ISSN 1671-3710
CN 11-4766/R

### Perceived illusory orientation from the flash grab effect induces the Tilt Aftereffect

Yijun Ge; Lan Wang; Sheng He

1. State Key Laboratory of Brain & Cognitive Sciences, Institute of Biophysics, Chinese Academy of Sciences, 15 Datun Road, Chaoyang Dist., Beijing, China, 100101
Departments of Psychology, University of Minnesota, Minneapolis, MN, United States of America, 55455
• Online:2016-12-31 Published:2016-12-31

Abstract:
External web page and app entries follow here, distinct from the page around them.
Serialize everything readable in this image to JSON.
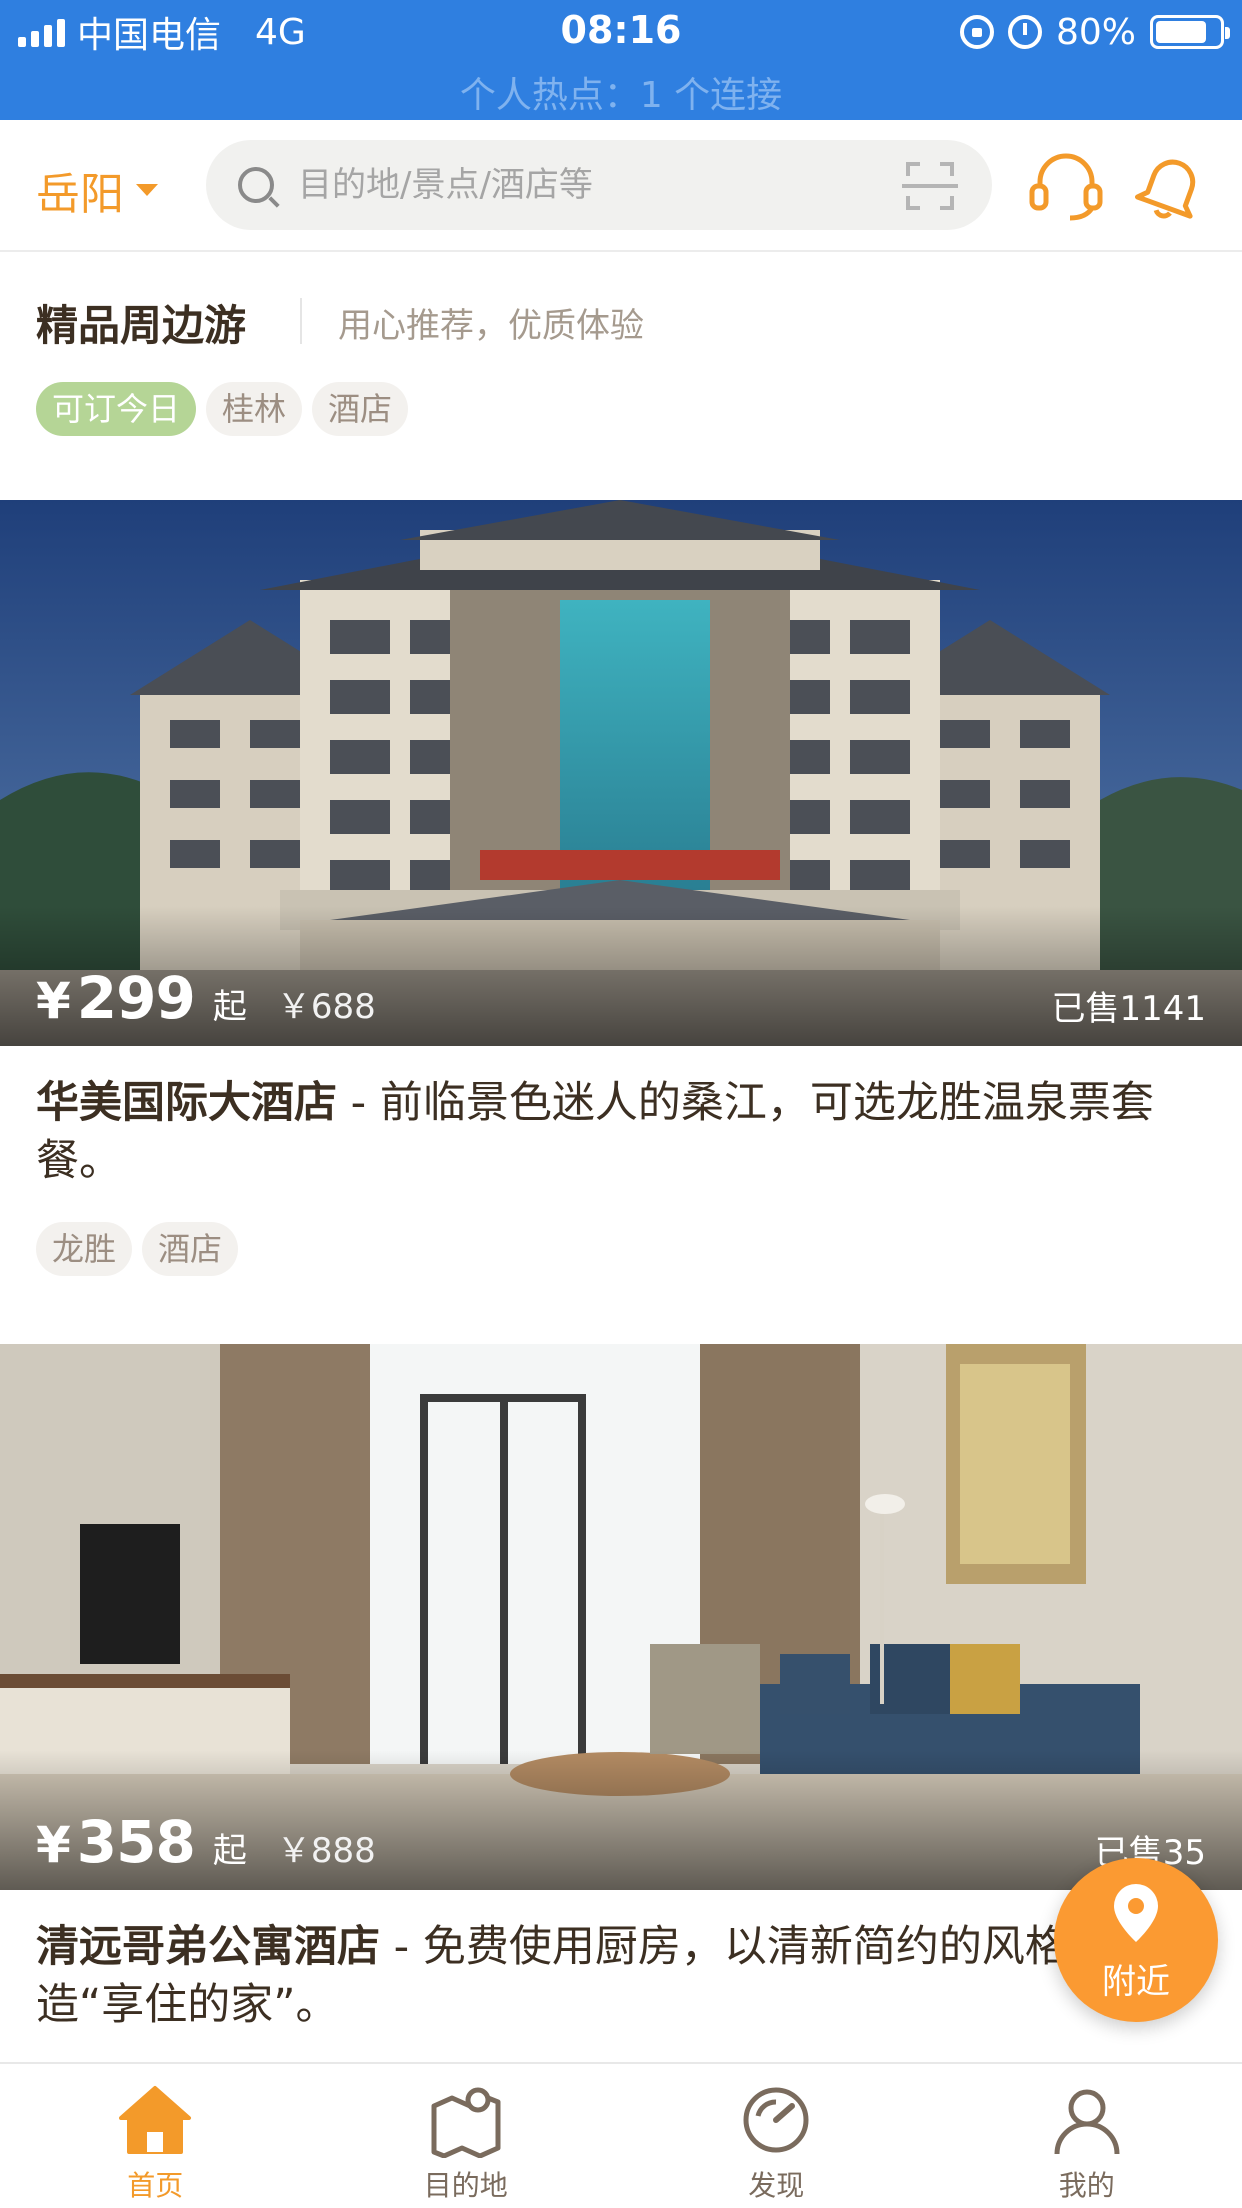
{
  "status_bar": {
    "carrier": "中国电信",
    "network": "4G",
    "time": "08:16",
    "battery": "80%",
    "battery_level": 0.8,
    "hotspot": "个人热点：1 个连接"
  },
  "header": {
    "city": "岳阳",
    "search_placeholder": "目的地/景点/酒店等",
    "icons": [
      "location-dropdown-icon",
      "search-icon",
      "scan-icon",
      "customer-service-icon",
      "bell-icon"
    ]
  },
  "section": {
    "title": "精品周边游",
    "subtitle": "用心推荐，优质体验",
    "filter_tags": [
      "可订今日",
      "桂林",
      "酒店"
    ]
  },
  "cards": [
    {
      "currency": "¥",
      "price": "299",
      "price_suffix": "起",
      "original_price": "￥688",
      "sold": "已售1141",
      "name": "华美国际大酒店",
      "description": " - 前临景色迷人的桑江，可选龙胜温泉票套餐。",
      "tags": [
        "龙胜",
        "酒店"
      ]
    },
    {
      "currency": "¥",
      "price": "358",
      "price_suffix": "起",
      "original_price": "￥888",
      "sold": "已售35",
      "name": "清远哥弟公寓酒店",
      "description": " - 免费使用厨房，以清新简约的风格，打造“享住的家”。"
    }
  ],
  "nearby_button": {
    "label": "附近",
    "icon": "location-pin-icon"
  },
  "tab_bar": {
    "tabs": [
      {
        "label": "首页",
        "icon": "home-icon",
        "active": true
      },
      {
        "label": "目的地",
        "icon": "map-icon",
        "active": false
      },
      {
        "label": "发现",
        "icon": "compass-icon",
        "active": false
      },
      {
        "label": "我的",
        "icon": "user-icon",
        "active": false
      }
    ]
  },
  "colors": {
    "status_bar": "#2f7fe0",
    "accent": "#f39a2a",
    "active_tag": "#b5d596",
    "nearby": "#fb9a32"
  }
}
PURPOSE: Tilt aftereffect (TAE) is the phenomenon that the perceived orientation of a test stimulus is altered after prolonged exposure to an oriented adaptor. This phenomenon has been widely considered to result from adaptation of orientation-selective neurons in the early visual cortex. In this study, we investigated whether the TAE could be induced from a perceived illusory orientation of adapting stimulus dissociated from its physical orientation, by taking advantage of a new illusion— the flash grab effect.
METHODS: Subjects viewed a physically vertical line that was repeatedly and briefly flashed on top of a patterned disk that oscillated clockwise and counterclockwise, with the flashed line presented at the moment of the rotation reversals. Importantly the adapting line was perceived as tilted away from vertical. Following adaptation to 11 cycles of the flashed line, a test line was briefly presented near vertical orientation at the corresponding location without the background disk.
RESULTS: Results showed that a significant TAE was induced by the perceived orientation. In contrast, when the physical orientation of the titled adapting line was adjust by each individual subject so that the adapting line was perceived to be vertical, no TAE was observed. Thus when perceived and physical orientations of the adapting lines are pitted against each other, the TAE is dependent on the perceived rather than the physical orientation. In separate experiments using multimodal neuroimaging methods, we have shown that the perceived tilt from flash grab effect is primarily due to feedback processing in the brain.
CONCLUSIONS: Our results suggest that higher-level processes and feedback signals play an important role in the TAE.

Key words: spatial vision, TAE, flash grab effect